[WHAT NEEDS TO BE DONE]
Exact copies of all the records are to be output.

━━━ EXERCISE DATA

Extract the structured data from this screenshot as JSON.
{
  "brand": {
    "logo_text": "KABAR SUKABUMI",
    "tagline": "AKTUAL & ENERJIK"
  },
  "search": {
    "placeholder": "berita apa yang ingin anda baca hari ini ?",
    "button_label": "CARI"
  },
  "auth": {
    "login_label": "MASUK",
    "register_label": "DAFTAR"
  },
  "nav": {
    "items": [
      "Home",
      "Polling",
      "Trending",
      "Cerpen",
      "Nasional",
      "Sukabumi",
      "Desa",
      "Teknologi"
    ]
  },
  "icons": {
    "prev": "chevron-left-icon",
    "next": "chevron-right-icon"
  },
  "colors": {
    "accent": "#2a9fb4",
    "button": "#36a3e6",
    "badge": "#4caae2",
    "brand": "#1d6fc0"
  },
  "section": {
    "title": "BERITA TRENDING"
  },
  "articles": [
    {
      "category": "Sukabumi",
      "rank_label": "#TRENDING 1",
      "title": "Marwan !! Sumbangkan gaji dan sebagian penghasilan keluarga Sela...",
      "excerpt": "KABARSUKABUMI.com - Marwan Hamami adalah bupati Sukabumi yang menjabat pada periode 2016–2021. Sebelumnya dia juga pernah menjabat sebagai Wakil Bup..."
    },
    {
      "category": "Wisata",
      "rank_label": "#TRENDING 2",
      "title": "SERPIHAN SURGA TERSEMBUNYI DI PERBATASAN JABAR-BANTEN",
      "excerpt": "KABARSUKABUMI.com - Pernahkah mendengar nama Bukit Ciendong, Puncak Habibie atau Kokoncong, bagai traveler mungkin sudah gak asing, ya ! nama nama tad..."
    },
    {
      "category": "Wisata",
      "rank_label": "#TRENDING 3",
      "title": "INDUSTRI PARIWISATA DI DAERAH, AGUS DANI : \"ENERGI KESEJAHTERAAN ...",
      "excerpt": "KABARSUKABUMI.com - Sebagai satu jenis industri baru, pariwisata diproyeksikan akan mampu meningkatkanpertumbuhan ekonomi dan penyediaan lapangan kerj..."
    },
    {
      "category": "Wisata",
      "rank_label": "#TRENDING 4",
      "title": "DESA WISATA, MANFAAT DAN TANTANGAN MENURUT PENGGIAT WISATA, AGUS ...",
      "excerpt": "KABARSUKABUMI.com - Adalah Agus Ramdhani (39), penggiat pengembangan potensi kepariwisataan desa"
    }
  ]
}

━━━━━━

[TASK RESPONSE]
Extract the structured data from this screenshot as JSON.
{
  "brand": {
    "logo_text": "KABAR SUKABUMI",
    "tagline": "AKTUAL & ENERJIK"
  },
  "search": {
    "placeholder": "berita apa yang ingin anda baca hari ini ?",
    "button_label": "CARI"
  },
  "auth": {
    "login_label": "MASUK",
    "register_label": "DAFTAR"
  },
  "nav": {
    "items": [
      "Home",
      "Polling",
      "Trending",
      "Cerpen",
      "Nasional",
      "Sukabumi",
      "Desa",
      "Teknologi"
    ]
  },
  "icons": {
    "prev": "chevron-left-icon",
    "next": "chevron-right-icon"
  },
  "colors": {
    "accent": "#2a9fb4",
    "button": "#36a3e6",
    "badge": "#4caae2",
    "brand": "#1d6fc0"
  },
  "section": {
    "title": "BERITA TRENDING"
  },
  "articles": [
    {
      "category": "Sukabumi",
      "rank_label": "#TRENDING 1",
      "title": "Marwan !! Sumbangkan gaji dan sebagian penghasilan keluarga Sela...",
      "excerpt": "KABARSUKABUMI.com - Marwan Hamami adalah bupati Sukabumi yang menjabat pada periode 2016–2021. Sebelumnya dia juga pernah menjabat sebagai Wakil Bup..."
    },
    {
      "category": "Wisata",
      "rank_label": "#TRENDING 2",
      "title": "SERPIHAN SURGA TERSEMBUNYI DI PERBATASAN JABAR-BANTEN",
      "excerpt": "KABARSUKABUMI.com - Pernahkah mendengar nama Bukit Ciendong, Puncak Habibie atau Kokoncong, bagai traveler mungkin sudah gak asing, ya ! nama nama tad..."
    },
    {
      "category": "Wisata",
      "rank_label": "#TRENDING 3",
      "title": "INDUSTRI PARIWISATA DI DAERAH, AGUS DANI : \"ENERGI KESEJAHTERAAN ...",
      "excerpt": "KABARSUKABUMI.com - Sebagai satu jenis industri baru, pariwisata diproyeksikan akan mampu meningkatkanpertumbuhan ekonomi dan penyediaan lapangan kerj..."
    },
    {
      "category": "Wisata",
      "rank_label": "#TRENDING 4",
      "title": "DESA WISATA, MANFAAT DAN TANTANGAN MENURUT PENGGIAT WISATA, AGUS ...",
      "excerpt": "KABARSUKABUMI.com - Adalah Agus Ramdhani (39), penggiat pengembangan potensi kepariwisataan desa"
    }
  ]
}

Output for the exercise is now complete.